Microsoft, already a backer of OpenAI, ramped up its support to the tune of billions of dollars and began sprinkling AI stardust over its search engine Bing.
The early reviews were good and suddenly, for the first time this century, Google seemed to have a genuine competitor.
Google quickly unveiled its own chatbot -- named Bard in honour of William Shakespeare -- and Walker conceded that rapid advances with chatbots had influenced his company.
"I would say the rise of AI chatbots accelerated our work and expanded popular acceptance of AI in a more visible way, and we have doubled down on our work," he said.
'Always a balance'
But Google is no longer a bold startup. It is a sprawling trillion-dollar global entity with many divisions and stakeholders.
In recent times it has become more notable for its cautious approach to new technology rather than for pushing the boundaries.
And Walker, who joined Google in 2006 and heads its legal and policy teams, chose his words carefully on AI's potential to upend the search engine market.
"It's always a balance because some of these new AI tools are not always as accurate as traditional search," he said.
AI tools like ChatGPT are known to invent details of people's lives, cite fake academic papers or pass off their own creations as fact.
"So we need to make sure to use our traditional experience in search to ground the results in accurate, authoritative information," said Walker.

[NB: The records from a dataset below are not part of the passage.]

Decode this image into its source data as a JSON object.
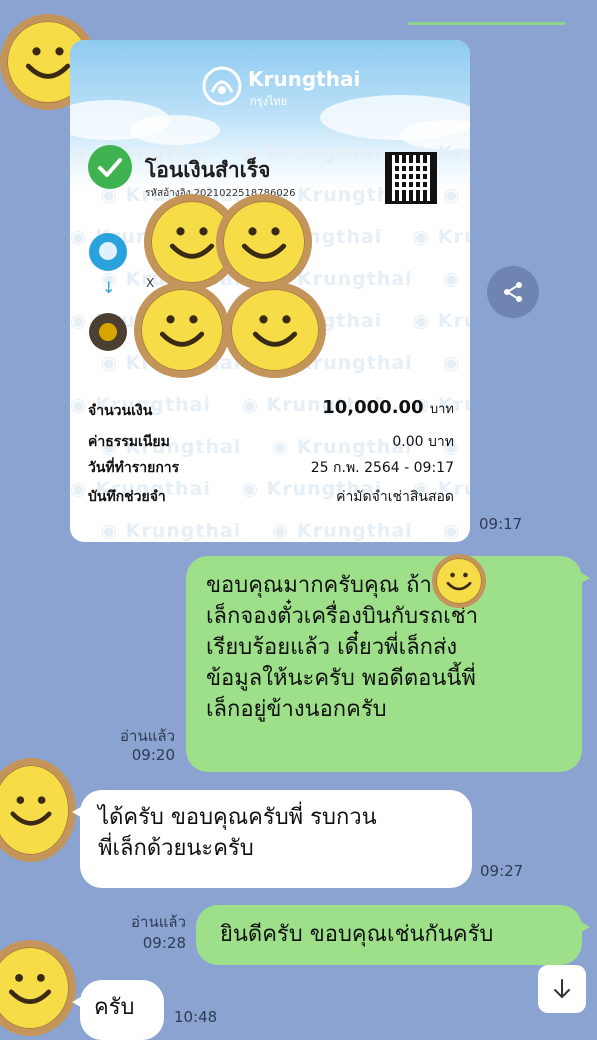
{
  "receipt": {
    "bank_name": "Krungthai",
    "bank_name_sub": "กรุงไทย",
    "title": "โอนเงินสำเร็จ",
    "ref": "รหัสอ้างอิง 2021022518786026",
    "recipient_masked": "X",
    "watermark": "Krungthai",
    "rows": [
      {
        "label": "จำนวนเงิน",
        "value": "10,000.00",
        "unit": "บาท"
      },
      {
        "label": "ค่าธรรมเนียม",
        "value": "0.00 บาท"
      },
      {
        "label": "วันที่ทำรายการ",
        "value": "25 ก.พ. 2564 - 09:17"
      },
      {
        "label": "บันทึกช่วยจำ",
        "value": "ค่ามัดจำเช่าสินสอด"
      }
    ],
    "time": "09:17"
  },
  "messages": [
    {
      "lines": [
        "ขอบคุณมากครับคุณ      ถ้าพี่",
        "เล็กจองตั๋วเครื่องบินกับรถเช่า",
        "เรียบร้อยแล้ว เดี๋ยวพี่เล็กส่ง",
        "ข้อมูลให้นะครับ พอดีตอนนี้พี่",
        "เล็กอยู่ข้างนอกครับ"
      ],
      "read": "อ่านแล้ว",
      "time": "09:20"
    },
    {
      "lines": [
        "ได้ครับ ขอบคุณครับพี่ รบกวน",
        "พี่เล็กด้วยนะครับ"
      ],
      "time": "09:27"
    },
    {
      "lines": [
        "ยินดีครับ ขอบคุณเช่นกันครับ"
      ],
      "read": "อ่านแล้ว",
      "time": "09:28"
    },
    {
      "lines": [
        "ครับ"
      ],
      "time": "10:48"
    }
  ],
  "icons": {
    "share": "share-icon",
    "scroll_down": "arrow-down-icon",
    "check": "check-icon",
    "avatar": "smiley-avatar"
  },
  "colors": {
    "background": "#8aa3d1",
    "outgoing_bubble": "#9ee08a",
    "incoming_bubble": "#ffffff",
    "success_green": "#3fb34f"
  }
}
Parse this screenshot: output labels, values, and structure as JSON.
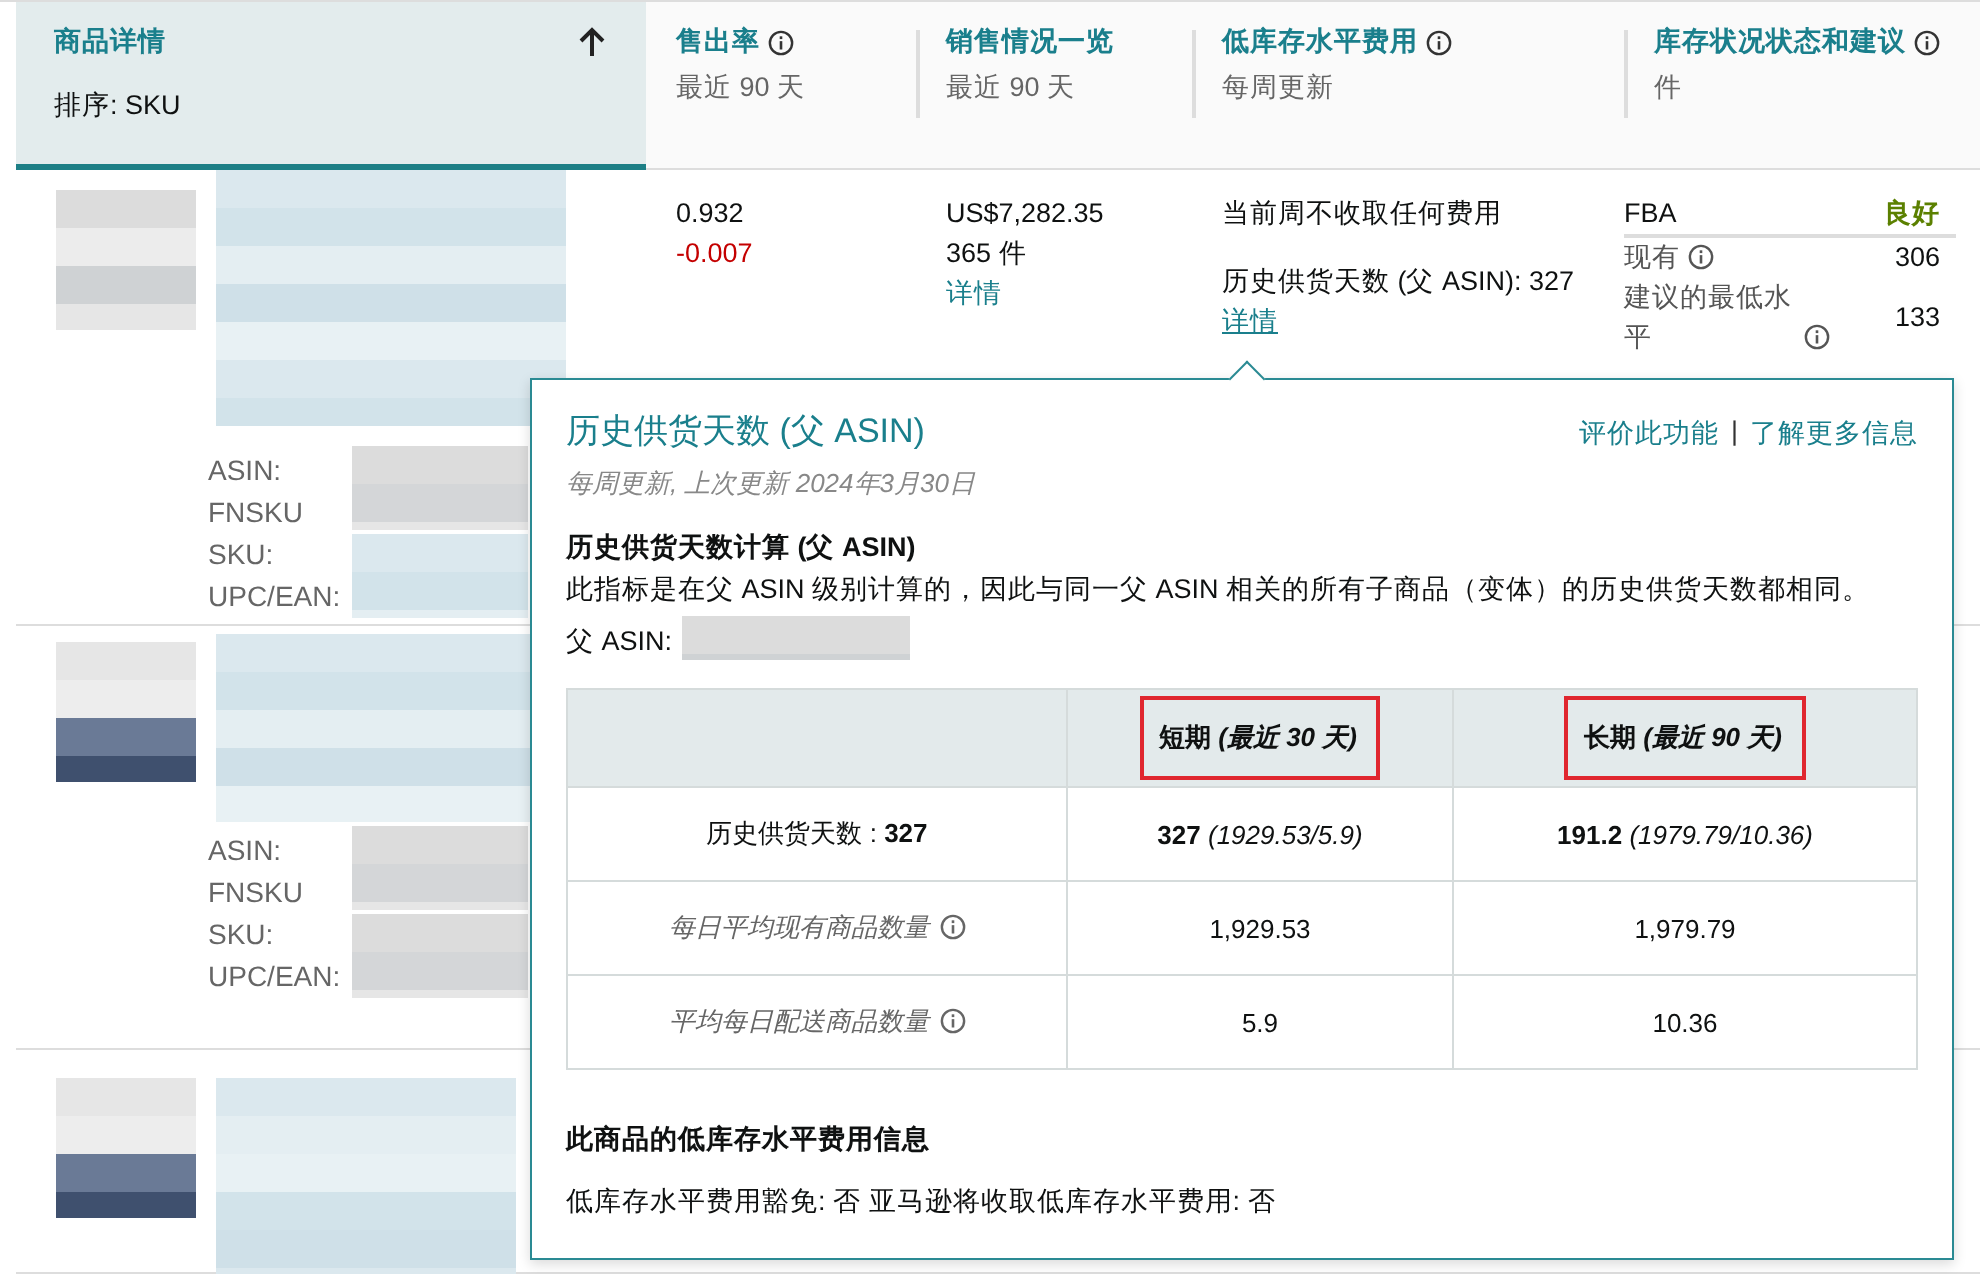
{
  "columns": [
    {
      "title": "商品详情",
      "subtitle": "排序: SKU",
      "selected": true,
      "info": false
    },
    {
      "title": "售出率",
      "subtitle": "最近 90 天",
      "selected": false,
      "info": true
    },
    {
      "title": "销售情况一览",
      "subtitle": "最近 90 天",
      "selected": false,
      "info": false
    },
    {
      "title": "低库存水平费用",
      "subtitle": "每周更新",
      "selected": false,
      "info": true
    },
    {
      "title": "库存状况状态和建议",
      "subtitle": "件",
      "selected": false,
      "info": true
    }
  ],
  "rows": [
    {
      "kind": "product",
      "product_labels": [
        "ASIN:",
        "FNSKU",
        "SKU:",
        "UPC/EAN:"
      ],
      "sell_through": {
        "value": "0.932",
        "change": "-0.007"
      },
      "sales": {
        "amount": "US$7,282.35",
        "units": "365 件",
        "link": "详情"
      },
      "fee": {
        "status": "当前周不收取任何费用",
        "days": "历史供货天数 (父 ASIN): 327",
        "link": "详情"
      },
      "inventory": {
        "channel": "FBA",
        "status": "良好",
        "color": "#5b8000",
        "items": [
          {
            "label": "现有",
            "value": "306"
          },
          {
            "label": "建议的最低水平",
            "value": "133"
          }
        ]
      }
    },
    {
      "kind": "product",
      "product_labels": [
        "ASIN:",
        "FNSKU",
        "SKU:",
        "UPC/EAN:"
      ]
    },
    {
      "kind": "redacted"
    }
  ],
  "popover": {
    "title": "历史供货天数 (父 ASIN)",
    "links": [
      "评价此功能",
      "了解更多信息"
    ],
    "separator": "|",
    "updated": "每周更新, 上次更新 2024年3月30日",
    "section_title": "历史供货天数计算 (父 ASIN)",
    "description": "此指标是在父 ASIN 级别计算的，因此与同一父 ASIN 相关的所有子商品（变体）的历史供货天数都相同。",
    "parent_asin_label": "父 ASIN:",
    "table": {
      "columns": [
        {
          "label": "短期 *(最近 30 天)*",
          "highlighted": true
        },
        {
          "label": "长期 *(最近 90 天)*",
          "highlighted": true
        }
      ],
      "rows": [
        {
          "kind": "total",
          "label": "历史供货天数 : **327**",
          "cells": [
            "**327** *(1929.53/5.9)*",
            "**191.2** *(1979.79/10.36)*"
          ]
        },
        {
          "kind": "metric",
          "label": "每日平均现有商品数量",
          "cells": [
            "1,929.53",
            "1,979.79"
          ]
        },
        {
          "kind": "metric",
          "label": "平均每日配送商品数量",
          "cells": [
            "5.9",
            "10.36"
          ]
        }
      ]
    },
    "fee_title": "此商品的低库存水平费用信息",
    "fee_text": "低库存水平费用豁免: 否  亚马逊将收取低库存水平费用: 否"
  }
}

"So we are blending AI into search -- what we call a search generative experience -- to have the best of both worlds."
Google's current difficulties go further than competition in the AI space, however.
A high-profile trial in the United States is probing its dominance of the search market.
Among the most damaging revelations has been that Google pays billions to Apple to ensure it continues as the default engine on its products.
Walker was sanguine, though, saying the case has given his firm the chance to show that users choose Google "because they want to, not because they have to".
He said Google worked with other platforms to make it easier for users to find their products.
"We hope the court will agree with this," he said. "We'll probably find out in the spring of next year."